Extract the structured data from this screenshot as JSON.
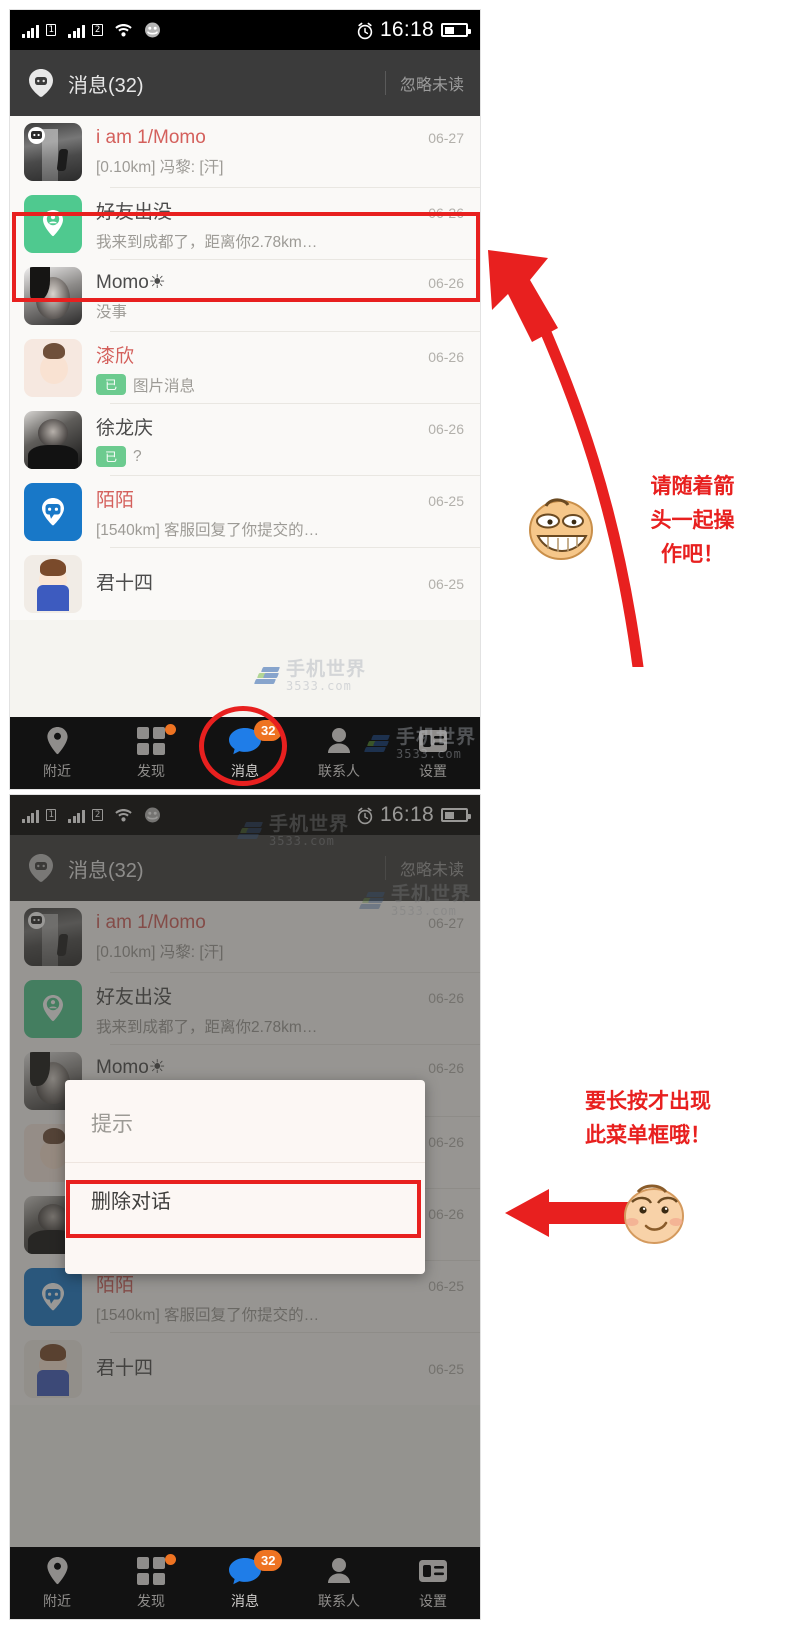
{
  "statusbar": {
    "time": "16:18",
    "sim1_label": "1",
    "sim2_label": "2",
    "icons": [
      "signal-1-icon",
      "signal-2-icon",
      "wifi-icon",
      "contacts-sync-icon",
      "alarm-icon",
      "battery-icon"
    ]
  },
  "titlebar": {
    "title": "消息(32)",
    "action": "忽略未读"
  },
  "chats": [
    {
      "name": "i am 1/Momo",
      "name_color": "red",
      "date": "06-27",
      "message": "[0.10km] 冯黎: [汗]",
      "read_badge": "",
      "avatar": "av-alley"
    },
    {
      "name": "好友出没",
      "name_color": "dark",
      "date": "06-26",
      "message": "我来到成都了，距离你2.78km…",
      "read_badge": "",
      "avatar": "av-green"
    },
    {
      "name": "Momo☀",
      "name_color": "dark",
      "date": "06-26",
      "message": "没事",
      "read_badge": "",
      "avatar": "av-girl"
    },
    {
      "name": "漆欣",
      "name_color": "red",
      "date": "06-26",
      "message": "图片消息",
      "read_badge": "已",
      "avatar": "av-cartoon"
    },
    {
      "name": "徐龙庆",
      "name_color": "dark",
      "date": "06-26",
      "message": "?",
      "read_badge": "已",
      "avatar": "av-man"
    },
    {
      "name": "陌陌",
      "name_color": "red",
      "date": "06-25",
      "message": "[1540km] 客服回复了你提交的…",
      "read_badge": "",
      "avatar": "av-blue"
    },
    {
      "name": "君十四",
      "name_color": "dark",
      "date": "06-25",
      "message": "",
      "read_badge": "",
      "avatar": "av-anime"
    }
  ],
  "bottomnav": {
    "items": [
      {
        "label": "附近",
        "icon": "location-pin-icon",
        "badge": "",
        "dot": false,
        "active": false
      },
      {
        "label": "发现",
        "icon": "grid-apps-icon",
        "badge": "",
        "dot": true,
        "active": false
      },
      {
        "label": "消息",
        "icon": "chat-bubble-icon",
        "badge": "32",
        "dot": false,
        "active": true
      },
      {
        "label": "联系人",
        "icon": "person-icon",
        "badge": "",
        "dot": false,
        "active": false
      },
      {
        "label": "设置",
        "icon": "settings-card-icon",
        "badge": "",
        "dot": false,
        "active": false
      }
    ]
  },
  "dialog": {
    "title": "提示",
    "item": "删除对话"
  },
  "annotations": {
    "first": {
      "lines": [
        "请随着箭",
        "头一起操",
        "作吧！"
      ],
      "arrow": "curved-arrow-up-left",
      "face": "grinning-face"
    },
    "second": {
      "lines": [
        "要长按才出现",
        "此菜单框哦！"
      ],
      "arrow": "straight-arrow-left",
      "face": "smirking-face"
    }
  },
  "watermark": {
    "text_cn": "手机世界",
    "text_en": "3533.com"
  },
  "colors": {
    "accent_red": "#e8201f",
    "badge_orange": "#ee7322",
    "green": "#4fc98f",
    "blue": "#1878c8",
    "statusbar_bg": "#000000",
    "titlebar_bg": "#3b3b3b",
    "nav_bg": "#121212",
    "list_bg": "#faf9f7"
  }
}
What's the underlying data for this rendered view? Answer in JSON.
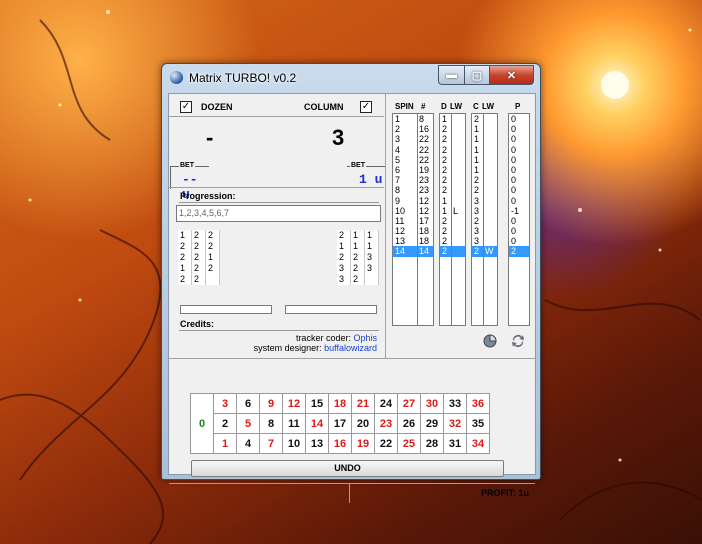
{
  "window": {
    "title": "Matrix TURBO! v0.2",
    "minimize": "▬",
    "maximize": "▢",
    "close": "✕"
  },
  "dozen": {
    "label": "DOZEN",
    "checked": true,
    "value": "-",
    "bet_label": "BET",
    "bet_value": "-- u"
  },
  "column": {
    "label": "COLUMN",
    "checked": true,
    "value": "3",
    "bet_label": "BET",
    "bet_value": "1 u"
  },
  "progression": {
    "label": "Progression:",
    "value": "1,2,3,4,5,6,7"
  },
  "left_grid": [
    [
      "1",
      "2",
      "2"
    ],
    [
      "2",
      "2",
      "2"
    ],
    [
      "2",
      "2",
      "1"
    ],
    [
      "1",
      "2",
      "2"
    ],
    [
      "2",
      "2",
      ""
    ]
  ],
  "right_grid": [
    [
      "2",
      "1",
      "1"
    ],
    [
      "1",
      "1",
      "1"
    ],
    [
      "2",
      "2",
      "3"
    ],
    [
      "3",
      "2",
      "3"
    ],
    [
      "3",
      "2",
      ""
    ]
  ],
  "credits": {
    "label": "Credits:",
    "tracker_label": "tracker coder:",
    "tracker_name": "Ophis",
    "designer_label": "system designer:",
    "designer_name": "buffalowizard"
  },
  "columns_header": {
    "spin": "SPIN",
    "num": "#",
    "d": "D",
    "dlw": "LW",
    "c": "C",
    "clw": "LW",
    "p": "P"
  },
  "spins": [
    "1",
    "2",
    "3",
    "4",
    "5",
    "6",
    "7",
    "8",
    "9",
    "10",
    "11",
    "12",
    "13",
    "14"
  ],
  "numbers": [
    "8",
    "16",
    "22",
    "22",
    "22",
    "19",
    "23",
    "23",
    "12",
    "12",
    "17",
    "18",
    "18",
    "14"
  ],
  "d_vals": [
    "1",
    "2",
    "2",
    "2",
    "2",
    "2",
    "2",
    "2",
    "1",
    "1",
    "2",
    "2",
    "2",
    "2"
  ],
  "d_lw": [
    "",
    "",
    "",
    "",
    "",
    "",
    "",
    "",
    "",
    "L",
    "",
    "",
    "",
    ""
  ],
  "c_vals": [
    "2",
    "1",
    "1",
    "1",
    "1",
    "1",
    "2",
    "2",
    "3",
    "3",
    "2",
    "3",
    "3",
    "2"
  ],
  "c_lw": [
    "",
    "",
    "",
    "",
    "",
    "",
    "",
    "",
    "",
    "",
    "",
    "",
    "",
    "W"
  ],
  "p_vals": [
    "0",
    "0",
    "0",
    "0",
    "0",
    "0",
    "0",
    "0",
    "0",
    "-1",
    "0",
    "0",
    "0",
    "2"
  ],
  "selected_row": 13,
  "board": {
    "zero": "0",
    "rows": [
      [
        {
          "n": "3",
          "c": "red"
        },
        {
          "n": "6",
          "c": "black"
        },
        {
          "n": "9",
          "c": "red"
        },
        {
          "n": "12",
          "c": "red"
        },
        {
          "n": "15",
          "c": "black"
        },
        {
          "n": "18",
          "c": "red"
        },
        {
          "n": "21",
          "c": "red"
        },
        {
          "n": "24",
          "c": "black"
        },
        {
          "n": "27",
          "c": "red"
        },
        {
          "n": "30",
          "c": "red"
        },
        {
          "n": "33",
          "c": "black"
        },
        {
          "n": "36",
          "c": "red"
        }
      ],
      [
        {
          "n": "2",
          "c": "black"
        },
        {
          "n": "5",
          "c": "red"
        },
        {
          "n": "8",
          "c": "black"
        },
        {
          "n": "11",
          "c": "black"
        },
        {
          "n": "14",
          "c": "red"
        },
        {
          "n": "17",
          "c": "black"
        },
        {
          "n": "20",
          "c": "black"
        },
        {
          "n": "23",
          "c": "red"
        },
        {
          "n": "26",
          "c": "black"
        },
        {
          "n": "29",
          "c": "black"
        },
        {
          "n": "32",
          "c": "red"
        },
        {
          "n": "35",
          "c": "black"
        }
      ],
      [
        {
          "n": "1",
          "c": "red"
        },
        {
          "n": "4",
          "c": "black"
        },
        {
          "n": "7",
          "c": "red"
        },
        {
          "n": "10",
          "c": "black"
        },
        {
          "n": "13",
          "c": "black"
        },
        {
          "n": "16",
          "c": "red"
        },
        {
          "n": "19",
          "c": "red"
        },
        {
          "n": "22",
          "c": "black"
        },
        {
          "n": "25",
          "c": "red"
        },
        {
          "n": "28",
          "c": "black"
        },
        {
          "n": "31",
          "c": "black"
        },
        {
          "n": "34",
          "c": "red"
        }
      ]
    ]
  },
  "undo_label": "UNDO",
  "status": {
    "profit": "PROFIT: 1u"
  },
  "icons": {
    "chart": "pie-chart-icon",
    "refresh": "refresh-icon"
  },
  "colors": {
    "red": "#e01818",
    "zero": "#1a8a1a",
    "bet_blue": "#1a2fd0",
    "link_blue": "#1a3fd0",
    "selection": "#3399ff"
  }
}
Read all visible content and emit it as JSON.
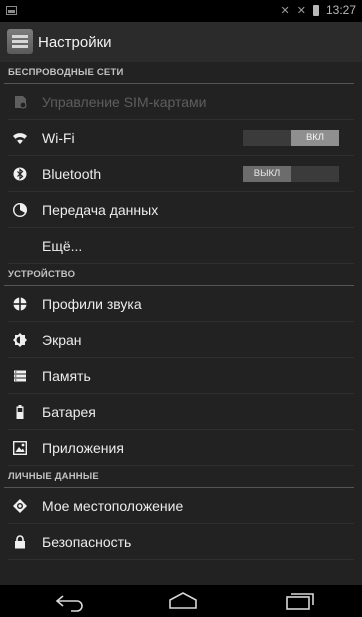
{
  "status_bar": {
    "time": "13:27",
    "icons": [
      "image-notification-icon",
      "signal-x-icon",
      "signal-x-icon",
      "battery-icon"
    ]
  },
  "action_bar": {
    "title": "Настройки",
    "icon": "settings-app-icon"
  },
  "sections": {
    "wireless": {
      "header": "БЕСПРОВОДНЫЕ СЕТИ"
    },
    "device": {
      "header": "УСТРОЙСТВО"
    },
    "personal": {
      "header": "ЛИЧНЫЕ ДАННЫЕ"
    }
  },
  "items": {
    "sim": {
      "label": "Управление SIM-картами",
      "icon": "sim-icon",
      "enabled": false
    },
    "wifi": {
      "label": "Wi-Fi",
      "icon": "wifi-icon",
      "toggle": "ВКЛ",
      "toggle_state": "on"
    },
    "bluetooth": {
      "label": "Bluetooth",
      "icon": "bluetooth-icon",
      "toggle": "ВЫКЛ",
      "toggle_state": "off"
    },
    "data": {
      "label": "Передача данных",
      "icon": "data-usage-icon"
    },
    "more": {
      "label": "Ещё..."
    },
    "sound": {
      "label": "Профили звука",
      "icon": "sound-profile-icon"
    },
    "display": {
      "label": "Экран",
      "icon": "display-icon"
    },
    "storage": {
      "label": "Память",
      "icon": "storage-icon"
    },
    "battery": {
      "label": "Батарея",
      "icon": "battery-icon"
    },
    "apps": {
      "label": "Приложения",
      "icon": "apps-icon"
    },
    "location": {
      "label": "Мое местоположение",
      "icon": "location-icon"
    },
    "security": {
      "label": "Безопасность",
      "icon": "lock-icon"
    }
  },
  "nav_bar": {
    "buttons": [
      "back-icon",
      "home-icon",
      "recents-icon"
    ]
  },
  "colors": {
    "background": "#222222",
    "divider": "#555555",
    "disabled_text": "#5e5e5e"
  }
}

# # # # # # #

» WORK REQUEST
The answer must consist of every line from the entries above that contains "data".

» RESPONSE TO THIS EXERCISE
Extract the structured data from this screenshot as JSON.
What's the underlying data for this rendered view? Answer in JSON.
    "data": {
      "icon": "data-usage-icon"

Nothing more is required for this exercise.